• Brief
Your answer must be one number: the count of lines below that include "this".

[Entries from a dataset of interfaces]
⁂
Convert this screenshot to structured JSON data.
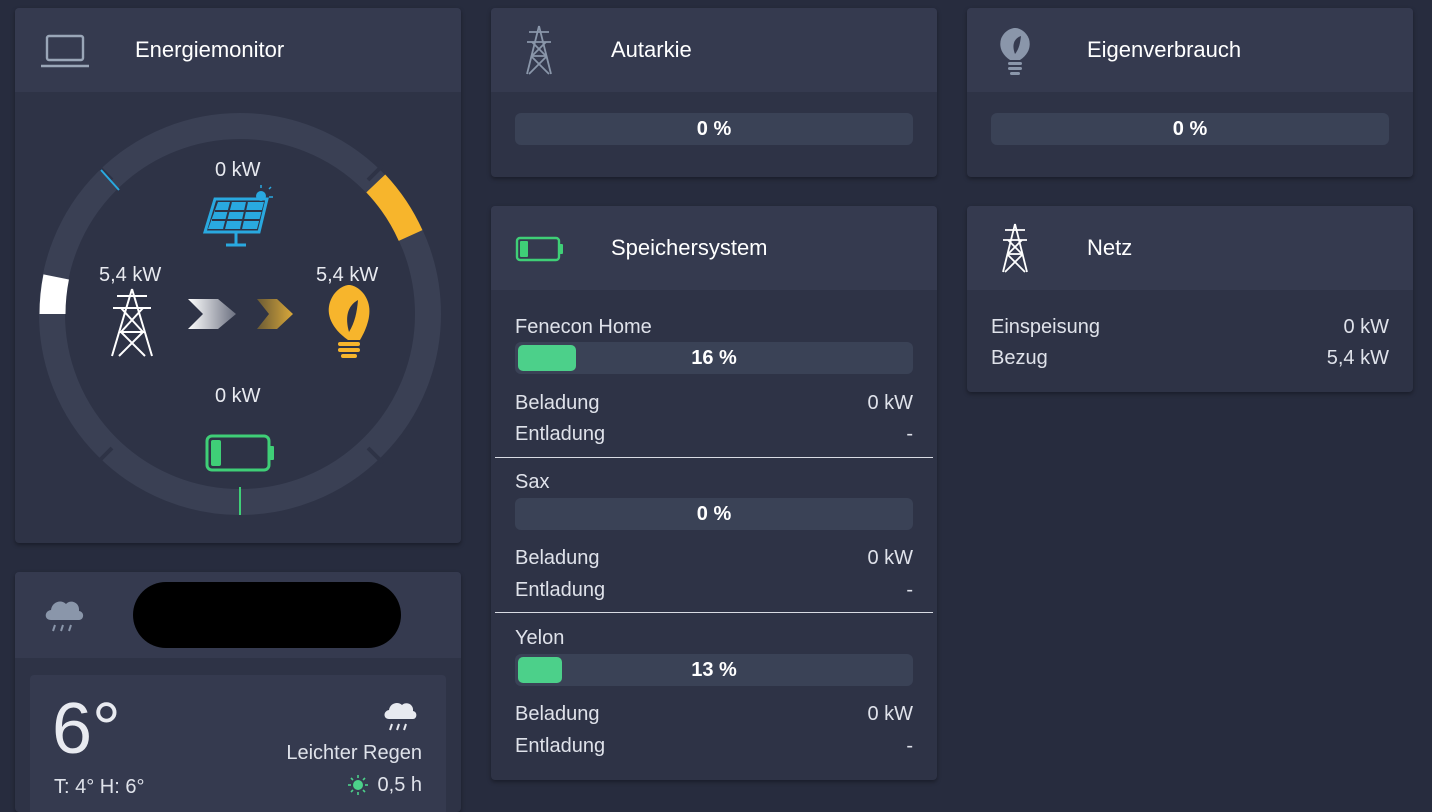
{
  "energy": {
    "title": "Energiemonitor",
    "solar_kw": "0 kW",
    "grid_kw": "5,4 kW",
    "consumption_kw": "5,4 kW",
    "storage_kw": "0 kW",
    "colors": {
      "solar": "#29a9e0",
      "consumption": "#f7b52c",
      "storage": "#3fcf77",
      "grid": "#ffffff"
    }
  },
  "autarkie": {
    "title": "Autarkie",
    "percent_text": "0 %",
    "percent": 0
  },
  "eigenverbrauch": {
    "title": "Eigenverbrauch",
    "percent_text": "0 %",
    "percent": 0
  },
  "speicher": {
    "title": "Speichersystem",
    "charge_label": "Beladung",
    "discharge_label": "Entladung",
    "systems": [
      {
        "name": "Fenecon Home",
        "percent_text": "16 %",
        "percent": 16,
        "charge": "0 kW",
        "discharge": "-"
      },
      {
        "name": "Sax",
        "percent_text": "0 %",
        "percent": 0,
        "charge": "0 kW",
        "discharge": "-"
      },
      {
        "name": "Yelon",
        "percent_text": "13 %",
        "percent": 13,
        "charge": "0 kW",
        "discharge": "-"
      }
    ]
  },
  "netz": {
    "title": "Netz",
    "feed_label": "Einspeisung",
    "feed_value": "0 kW",
    "draw_label": "Bezug",
    "draw_value": "5,4 kW"
  },
  "weather": {
    "temp": "6°",
    "range": "T: 4° H: 6°",
    "condition": "Leichter Regen",
    "sun": "0,5 h"
  }
}
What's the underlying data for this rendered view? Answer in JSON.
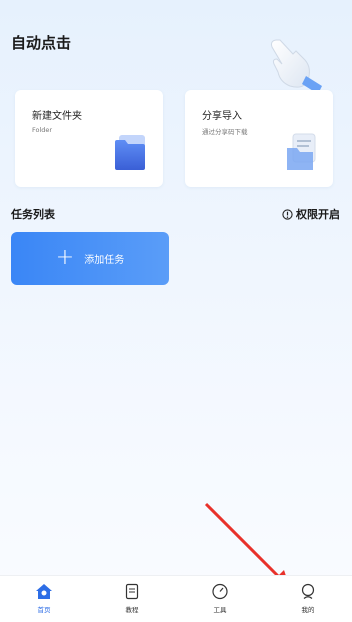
{
  "header": {
    "title": "自动点击"
  },
  "cards": [
    {
      "title": "新建文件夹",
      "subtitle": "Folder",
      "icon": "folder-icon"
    },
    {
      "title": "分享导入",
      "subtitle": "通过分享码下载",
      "icon": "share-import-icon"
    }
  ],
  "tasks": {
    "title": "任务列表",
    "permission_label": "权限开启",
    "add_label": "添加任务"
  },
  "tabbar": {
    "items": [
      {
        "label": "首页",
        "icon": "home-icon",
        "active": true
      },
      {
        "label": "教程",
        "icon": "tutorial-icon",
        "active": false
      },
      {
        "label": "工具",
        "icon": "tools-icon",
        "active": false
      },
      {
        "label": "我的",
        "icon": "profile-icon",
        "active": false
      }
    ]
  },
  "colors": {
    "accent": "#3a86f6",
    "annotation_arrow": "#e8312a"
  }
}
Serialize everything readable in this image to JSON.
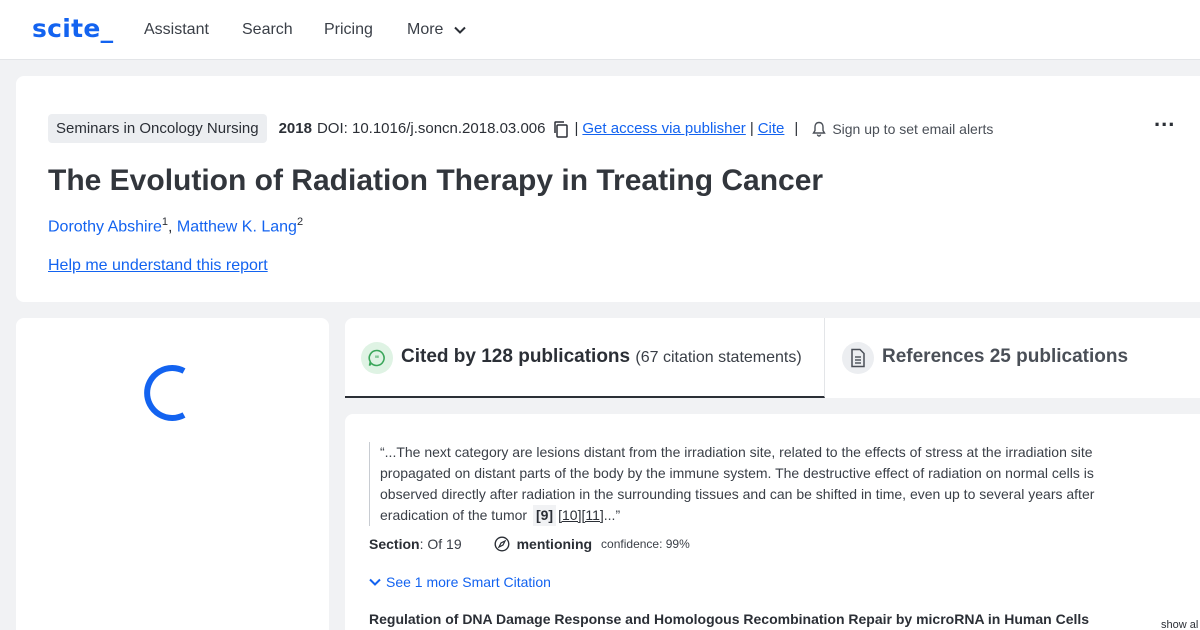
{
  "nav": {
    "logo": "scite_",
    "items": [
      "Assistant",
      "Search",
      "Pricing",
      "More"
    ]
  },
  "paper": {
    "journal": "Seminars in Oncology Nursing",
    "year": "2018",
    "doi": "DOI: 10.1016/j.soncn.2018.03.006",
    "access_link": "Get access via publisher",
    "cite_link": "Cite",
    "alert_text": "Sign up to set email alerts",
    "more_menu": "...",
    "title": "The Evolution of Radiation Therapy in Treating Cancer",
    "authors": [
      {
        "name": "Dorothy Abshire",
        "affiliation": "1"
      },
      {
        "name": "Matthew K. Lang",
        "affiliation": "2"
      }
    ],
    "help_link": "Help me understand this report"
  },
  "tabs": {
    "cited_label": "Cited by 128 publications",
    "cited_sub": "(67 citation statements)",
    "refs_label": "References 25 publications"
  },
  "citation": {
    "quote_text": "“...The next category are lesions distant from the irradiation site, related to the effects of stress at the irradiation site propagated on distant parts of the body by the immune system. The destructive effect of radiation on normal cells is observed directly after radiation in the surrounding tissues and can be shifted in time, even up to several years after eradication of the tumor",
    "ref_highlight": "[9]",
    "ref_links": "[10][11]",
    "quote_end": "...”",
    "section_label": "Section",
    "section_value": ": Of 19",
    "mention_label": "mentioning",
    "confidence": "confidence: 99%",
    "see_more": "See 1 more Smart Citation",
    "pub_title": "Regulation of DNA Damage Response and Homologous Recombination Repair by microRNA in Human Cells",
    "show_all": "show al"
  },
  "colors": {
    "brand": "#1363f0",
    "text": "#2b2f36",
    "cited_icon_bg": "#dff3e4",
    "cited_icon": "#3aa65a"
  },
  "icons": [
    "copy-icon",
    "bell-icon",
    "chevron-down-icon",
    "loading-spinner-icon",
    "chat-quote-icon",
    "document-icon",
    "compass-icon"
  ]
}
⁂
• Response below
4